A week has passed since I wrote International isolation looms as Pakistan continues to differentiate between ‘good’ and ‘bad’ non-state actors. For me it was just another day at the job. I wasn’t expecting any kind of reaction because the mentioned piece of writing, for me, was an attempt to better my writing skills.

When I came to work the next day, I saw a picture of the notorious Hafiz Saeed under the most popular category. At first I didn’t realise that my piece had made it to that spot. Without any more deliberation, I opened the link. Not only did the blog make it to the most popular category, it was also the one with most comments.

I felt a sense of personal fulfillment. Being an introvert, I never feel like sharing achievements with my fellow. On that particular day, however, I decided to break ‘kayfabe’. I shared the link with my fellows and continued with the routine work. Few hours into my duty and I got a text from one of my colleagues that The Times of India had shared my piece.

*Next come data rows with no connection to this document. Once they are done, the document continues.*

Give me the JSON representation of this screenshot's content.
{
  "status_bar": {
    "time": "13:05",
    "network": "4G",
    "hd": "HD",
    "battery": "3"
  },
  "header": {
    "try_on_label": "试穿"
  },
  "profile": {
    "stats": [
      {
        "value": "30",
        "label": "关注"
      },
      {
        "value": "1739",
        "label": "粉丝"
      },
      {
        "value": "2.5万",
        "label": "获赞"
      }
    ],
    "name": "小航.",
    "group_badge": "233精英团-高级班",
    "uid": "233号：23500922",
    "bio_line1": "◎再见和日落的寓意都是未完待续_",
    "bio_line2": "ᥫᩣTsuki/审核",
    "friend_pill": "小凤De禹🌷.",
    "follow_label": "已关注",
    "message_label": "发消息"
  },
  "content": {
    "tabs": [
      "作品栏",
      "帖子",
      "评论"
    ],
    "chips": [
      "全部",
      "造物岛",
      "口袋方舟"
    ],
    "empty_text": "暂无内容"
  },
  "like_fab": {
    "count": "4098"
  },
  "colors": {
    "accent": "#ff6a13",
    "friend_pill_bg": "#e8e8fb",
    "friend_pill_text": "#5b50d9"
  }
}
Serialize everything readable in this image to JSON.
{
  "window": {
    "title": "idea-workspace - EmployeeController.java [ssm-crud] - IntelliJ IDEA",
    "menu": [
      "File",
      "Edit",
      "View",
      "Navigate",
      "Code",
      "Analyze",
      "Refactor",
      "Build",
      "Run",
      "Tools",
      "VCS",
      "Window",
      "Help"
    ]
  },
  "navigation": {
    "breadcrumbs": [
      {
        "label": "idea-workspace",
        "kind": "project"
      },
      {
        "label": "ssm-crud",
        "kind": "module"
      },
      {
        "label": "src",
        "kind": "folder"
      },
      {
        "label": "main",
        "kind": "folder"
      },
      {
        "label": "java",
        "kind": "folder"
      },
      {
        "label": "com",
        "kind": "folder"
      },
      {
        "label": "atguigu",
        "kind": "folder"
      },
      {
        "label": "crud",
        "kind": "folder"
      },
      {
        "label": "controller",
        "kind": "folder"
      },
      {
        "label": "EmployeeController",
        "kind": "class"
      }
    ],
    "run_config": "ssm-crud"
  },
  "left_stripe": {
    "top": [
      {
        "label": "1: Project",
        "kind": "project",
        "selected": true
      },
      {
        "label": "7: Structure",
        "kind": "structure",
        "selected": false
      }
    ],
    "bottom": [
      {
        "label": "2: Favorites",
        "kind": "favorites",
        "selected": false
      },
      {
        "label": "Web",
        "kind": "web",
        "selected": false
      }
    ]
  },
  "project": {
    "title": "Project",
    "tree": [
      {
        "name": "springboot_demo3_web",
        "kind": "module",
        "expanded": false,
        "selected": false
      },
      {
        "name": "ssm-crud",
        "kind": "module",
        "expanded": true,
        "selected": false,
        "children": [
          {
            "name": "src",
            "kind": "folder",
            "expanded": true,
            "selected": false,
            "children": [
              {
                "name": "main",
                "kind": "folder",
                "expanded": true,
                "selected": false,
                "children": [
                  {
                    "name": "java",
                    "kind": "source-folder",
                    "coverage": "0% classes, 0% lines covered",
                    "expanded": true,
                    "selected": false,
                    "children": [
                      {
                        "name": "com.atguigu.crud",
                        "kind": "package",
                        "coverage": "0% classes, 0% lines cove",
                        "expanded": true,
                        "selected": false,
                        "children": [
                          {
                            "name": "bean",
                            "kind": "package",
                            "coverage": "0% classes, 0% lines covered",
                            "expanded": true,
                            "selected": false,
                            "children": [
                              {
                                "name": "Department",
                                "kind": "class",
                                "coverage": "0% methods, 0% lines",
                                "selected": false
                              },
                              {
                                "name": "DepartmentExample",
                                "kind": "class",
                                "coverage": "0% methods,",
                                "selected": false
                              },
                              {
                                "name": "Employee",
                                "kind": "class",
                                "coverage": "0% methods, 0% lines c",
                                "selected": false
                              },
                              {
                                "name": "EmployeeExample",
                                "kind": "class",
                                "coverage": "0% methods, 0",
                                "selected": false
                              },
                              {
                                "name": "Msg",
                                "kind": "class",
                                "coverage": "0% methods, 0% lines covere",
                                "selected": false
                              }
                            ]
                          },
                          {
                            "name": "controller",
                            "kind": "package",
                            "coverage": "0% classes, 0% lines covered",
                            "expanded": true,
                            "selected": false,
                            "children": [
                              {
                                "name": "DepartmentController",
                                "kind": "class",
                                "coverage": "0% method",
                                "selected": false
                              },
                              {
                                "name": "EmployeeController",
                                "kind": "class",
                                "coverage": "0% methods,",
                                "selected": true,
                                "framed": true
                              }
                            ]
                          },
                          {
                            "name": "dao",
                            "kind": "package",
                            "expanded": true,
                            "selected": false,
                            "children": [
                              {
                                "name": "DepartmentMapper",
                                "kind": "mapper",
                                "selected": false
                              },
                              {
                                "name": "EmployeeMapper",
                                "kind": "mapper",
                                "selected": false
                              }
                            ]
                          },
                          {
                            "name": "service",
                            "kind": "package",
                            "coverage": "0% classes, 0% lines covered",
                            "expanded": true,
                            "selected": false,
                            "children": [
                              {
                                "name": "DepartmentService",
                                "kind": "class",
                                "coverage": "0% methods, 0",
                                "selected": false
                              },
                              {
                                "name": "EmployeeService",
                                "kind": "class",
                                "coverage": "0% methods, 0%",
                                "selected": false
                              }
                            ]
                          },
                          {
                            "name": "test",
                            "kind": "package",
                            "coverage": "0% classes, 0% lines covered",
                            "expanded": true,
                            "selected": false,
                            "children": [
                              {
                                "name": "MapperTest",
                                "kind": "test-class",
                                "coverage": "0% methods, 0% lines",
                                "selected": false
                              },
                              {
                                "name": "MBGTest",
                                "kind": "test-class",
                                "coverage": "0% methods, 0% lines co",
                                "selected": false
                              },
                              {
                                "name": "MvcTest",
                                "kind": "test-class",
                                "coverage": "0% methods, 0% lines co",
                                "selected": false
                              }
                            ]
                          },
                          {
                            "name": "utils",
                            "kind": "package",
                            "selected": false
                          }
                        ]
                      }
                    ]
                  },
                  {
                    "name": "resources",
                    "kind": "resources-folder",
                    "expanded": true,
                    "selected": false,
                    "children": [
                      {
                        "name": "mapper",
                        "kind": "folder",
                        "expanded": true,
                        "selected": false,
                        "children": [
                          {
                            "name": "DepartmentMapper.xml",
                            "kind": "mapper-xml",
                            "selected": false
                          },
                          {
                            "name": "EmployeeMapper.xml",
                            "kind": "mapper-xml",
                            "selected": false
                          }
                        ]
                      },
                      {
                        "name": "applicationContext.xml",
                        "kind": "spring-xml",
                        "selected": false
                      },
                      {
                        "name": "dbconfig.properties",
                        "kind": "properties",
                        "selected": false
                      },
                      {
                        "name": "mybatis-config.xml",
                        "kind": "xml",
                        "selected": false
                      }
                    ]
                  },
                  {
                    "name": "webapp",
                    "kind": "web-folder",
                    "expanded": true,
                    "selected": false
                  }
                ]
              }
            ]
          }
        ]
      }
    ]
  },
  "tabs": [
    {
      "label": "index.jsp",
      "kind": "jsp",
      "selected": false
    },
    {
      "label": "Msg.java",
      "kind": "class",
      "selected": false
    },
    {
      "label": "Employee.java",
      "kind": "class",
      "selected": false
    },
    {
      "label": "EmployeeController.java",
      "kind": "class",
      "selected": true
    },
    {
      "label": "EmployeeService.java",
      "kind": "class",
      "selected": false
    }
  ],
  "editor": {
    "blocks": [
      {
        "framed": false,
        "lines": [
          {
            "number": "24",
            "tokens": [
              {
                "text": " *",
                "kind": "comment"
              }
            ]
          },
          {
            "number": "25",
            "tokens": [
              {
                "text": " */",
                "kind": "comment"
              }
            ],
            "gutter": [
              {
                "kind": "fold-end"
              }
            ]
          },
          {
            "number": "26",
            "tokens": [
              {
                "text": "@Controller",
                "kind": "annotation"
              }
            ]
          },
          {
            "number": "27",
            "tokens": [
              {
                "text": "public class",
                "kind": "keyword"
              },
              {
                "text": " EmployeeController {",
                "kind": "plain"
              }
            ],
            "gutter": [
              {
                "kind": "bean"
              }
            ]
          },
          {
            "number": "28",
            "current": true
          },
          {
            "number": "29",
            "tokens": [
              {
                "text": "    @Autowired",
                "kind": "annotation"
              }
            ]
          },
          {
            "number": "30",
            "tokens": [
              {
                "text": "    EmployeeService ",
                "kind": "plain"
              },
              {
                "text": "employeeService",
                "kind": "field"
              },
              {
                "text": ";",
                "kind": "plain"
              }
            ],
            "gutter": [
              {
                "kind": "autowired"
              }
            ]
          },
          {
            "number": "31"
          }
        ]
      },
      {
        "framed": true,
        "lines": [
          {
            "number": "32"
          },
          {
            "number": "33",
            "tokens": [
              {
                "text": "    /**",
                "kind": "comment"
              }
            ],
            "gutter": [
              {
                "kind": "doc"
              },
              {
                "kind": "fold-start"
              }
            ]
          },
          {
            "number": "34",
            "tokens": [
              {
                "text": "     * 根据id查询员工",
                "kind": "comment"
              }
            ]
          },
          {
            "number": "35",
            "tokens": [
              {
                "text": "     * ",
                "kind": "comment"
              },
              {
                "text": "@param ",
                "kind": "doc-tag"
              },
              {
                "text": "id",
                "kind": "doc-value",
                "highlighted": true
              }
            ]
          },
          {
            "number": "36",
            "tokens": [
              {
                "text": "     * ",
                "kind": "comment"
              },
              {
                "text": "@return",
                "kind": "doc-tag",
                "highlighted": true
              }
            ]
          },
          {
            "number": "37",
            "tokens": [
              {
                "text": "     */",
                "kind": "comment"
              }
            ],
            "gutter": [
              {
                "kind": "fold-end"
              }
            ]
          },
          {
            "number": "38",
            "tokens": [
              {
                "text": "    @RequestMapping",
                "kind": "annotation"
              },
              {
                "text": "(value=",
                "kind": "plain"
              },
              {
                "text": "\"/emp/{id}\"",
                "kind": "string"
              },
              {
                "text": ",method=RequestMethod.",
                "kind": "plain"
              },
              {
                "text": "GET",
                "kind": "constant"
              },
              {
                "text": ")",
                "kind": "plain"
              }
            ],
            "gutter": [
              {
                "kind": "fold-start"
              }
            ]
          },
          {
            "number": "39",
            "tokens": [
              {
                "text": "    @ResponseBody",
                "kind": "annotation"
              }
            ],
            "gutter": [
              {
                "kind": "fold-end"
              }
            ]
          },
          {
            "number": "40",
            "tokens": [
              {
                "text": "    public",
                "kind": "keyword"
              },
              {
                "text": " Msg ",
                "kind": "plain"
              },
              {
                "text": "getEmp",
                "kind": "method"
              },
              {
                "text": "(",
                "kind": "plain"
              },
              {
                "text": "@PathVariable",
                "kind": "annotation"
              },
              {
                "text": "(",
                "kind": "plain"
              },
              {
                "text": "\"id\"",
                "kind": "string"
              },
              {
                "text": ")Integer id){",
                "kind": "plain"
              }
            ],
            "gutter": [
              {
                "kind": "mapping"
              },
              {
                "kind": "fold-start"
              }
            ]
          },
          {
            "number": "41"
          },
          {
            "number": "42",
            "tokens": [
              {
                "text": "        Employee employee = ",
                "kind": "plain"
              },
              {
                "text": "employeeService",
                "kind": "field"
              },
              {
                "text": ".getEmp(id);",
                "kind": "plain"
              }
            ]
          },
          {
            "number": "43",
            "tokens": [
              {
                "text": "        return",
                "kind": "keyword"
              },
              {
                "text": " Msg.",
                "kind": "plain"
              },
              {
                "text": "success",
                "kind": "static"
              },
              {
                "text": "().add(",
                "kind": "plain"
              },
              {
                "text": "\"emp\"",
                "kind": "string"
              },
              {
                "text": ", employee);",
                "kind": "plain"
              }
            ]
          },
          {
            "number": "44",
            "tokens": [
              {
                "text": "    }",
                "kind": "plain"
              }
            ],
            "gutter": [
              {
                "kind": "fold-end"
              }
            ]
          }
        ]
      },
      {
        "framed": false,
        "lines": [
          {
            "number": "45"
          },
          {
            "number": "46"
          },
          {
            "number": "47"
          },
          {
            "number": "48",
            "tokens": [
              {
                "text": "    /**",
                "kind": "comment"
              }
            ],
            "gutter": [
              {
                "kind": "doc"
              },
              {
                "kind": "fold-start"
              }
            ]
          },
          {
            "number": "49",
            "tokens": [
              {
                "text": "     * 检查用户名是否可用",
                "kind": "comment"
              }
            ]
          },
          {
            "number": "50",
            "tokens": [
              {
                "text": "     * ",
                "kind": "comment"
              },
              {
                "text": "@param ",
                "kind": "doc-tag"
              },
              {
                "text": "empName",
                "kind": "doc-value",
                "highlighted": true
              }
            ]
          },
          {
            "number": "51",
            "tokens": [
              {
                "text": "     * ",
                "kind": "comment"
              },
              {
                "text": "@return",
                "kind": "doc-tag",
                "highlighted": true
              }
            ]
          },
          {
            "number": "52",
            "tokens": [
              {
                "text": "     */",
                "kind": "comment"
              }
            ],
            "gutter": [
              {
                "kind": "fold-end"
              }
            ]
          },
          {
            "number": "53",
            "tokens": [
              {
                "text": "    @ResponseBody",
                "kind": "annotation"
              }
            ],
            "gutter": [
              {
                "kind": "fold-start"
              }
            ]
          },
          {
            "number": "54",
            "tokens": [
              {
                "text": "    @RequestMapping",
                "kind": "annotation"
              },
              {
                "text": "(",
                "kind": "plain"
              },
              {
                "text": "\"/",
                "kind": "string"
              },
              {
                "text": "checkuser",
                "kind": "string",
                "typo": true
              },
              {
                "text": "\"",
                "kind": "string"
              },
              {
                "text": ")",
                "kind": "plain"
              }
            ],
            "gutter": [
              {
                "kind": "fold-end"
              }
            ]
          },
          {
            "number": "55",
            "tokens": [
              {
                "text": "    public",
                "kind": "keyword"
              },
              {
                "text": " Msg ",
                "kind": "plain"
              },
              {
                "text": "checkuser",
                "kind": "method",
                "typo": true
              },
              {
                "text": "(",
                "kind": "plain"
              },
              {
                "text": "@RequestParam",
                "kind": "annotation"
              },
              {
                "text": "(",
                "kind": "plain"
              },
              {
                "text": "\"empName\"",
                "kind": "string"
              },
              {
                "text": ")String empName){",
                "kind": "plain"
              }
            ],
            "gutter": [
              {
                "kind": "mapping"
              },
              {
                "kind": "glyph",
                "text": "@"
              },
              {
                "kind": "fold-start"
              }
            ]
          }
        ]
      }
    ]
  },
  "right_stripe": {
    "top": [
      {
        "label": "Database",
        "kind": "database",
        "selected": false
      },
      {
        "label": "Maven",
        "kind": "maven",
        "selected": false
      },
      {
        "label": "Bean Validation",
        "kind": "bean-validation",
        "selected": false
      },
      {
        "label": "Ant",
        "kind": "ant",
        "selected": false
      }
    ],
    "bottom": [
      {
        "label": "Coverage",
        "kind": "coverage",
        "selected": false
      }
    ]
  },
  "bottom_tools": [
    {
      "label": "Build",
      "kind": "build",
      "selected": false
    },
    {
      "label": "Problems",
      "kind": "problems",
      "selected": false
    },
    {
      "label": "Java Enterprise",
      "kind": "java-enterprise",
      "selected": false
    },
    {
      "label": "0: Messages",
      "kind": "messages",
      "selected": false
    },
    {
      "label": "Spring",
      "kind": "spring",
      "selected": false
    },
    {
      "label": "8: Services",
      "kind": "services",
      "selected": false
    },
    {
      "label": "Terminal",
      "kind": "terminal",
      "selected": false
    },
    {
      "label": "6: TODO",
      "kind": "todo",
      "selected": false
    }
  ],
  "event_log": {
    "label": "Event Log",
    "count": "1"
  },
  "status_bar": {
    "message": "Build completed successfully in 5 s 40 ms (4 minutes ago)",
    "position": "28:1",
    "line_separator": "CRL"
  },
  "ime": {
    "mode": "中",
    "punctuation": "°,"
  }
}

I was thrilled at first because, for me, it was one of those rare moments of achievement. I opened TOI’s website and read their version of my piece. The title, 'We are on verge of global isolation', Pakistani media warns government and security agencies, looked a bit odd to me.

After going through TOI’s version of my piece, I began to look into the most difficult and hilarious part: the comments. Difficult because you are never sure what’s in store for you in the comments section; hilarious because there is an endless war of words among ‘brains’, with no logical conclusion.

Of course, there were tonnes of praises from across the border; some praised 'Pakistani media’s bravery'; TOI’s version made me realise that I now represent whole of the Pakistani media. Others credited the ‘Modi effect’ for the ‘sudden’ change. To a few ‘patriots’, however, Manik Aftab was a ‘traitor’ and a ‘Raw agent’.

To all the ones who emailed me, I appreciate their feedback.

Back in the comments section of The Nation, someone mentioned about “1000 more dollars” in my bank account “to publish confirmation of Indian fake surgical strike”.

I am still trying to trace those $1,000.

Back home, my folks told me not to write about things “that will get you into trouble”. They came up with every news item they could of the missing persons. I thought they were trying to convince me by using fear tactics. To them I was no Hamid Mir. To me, well, they were no Batman. My friends were of the view that my writing did strike, but it struck at the wrong time.

Perhaps I should avoid controversy at such cold times, when two nuclear-armed neighbours are on the verge of declaring a war on each other; when Pakistani artistes are being refused entry into Bollywood; when social media hatred is at its peak; when claim are being made that ‘Kashmir is an integral part of India’, although the former is an internationally recognised disputed territory.

Nah! I’ll just keep on writing. Not for polarising a few idiots, but for myself. My sincere apologies, haters!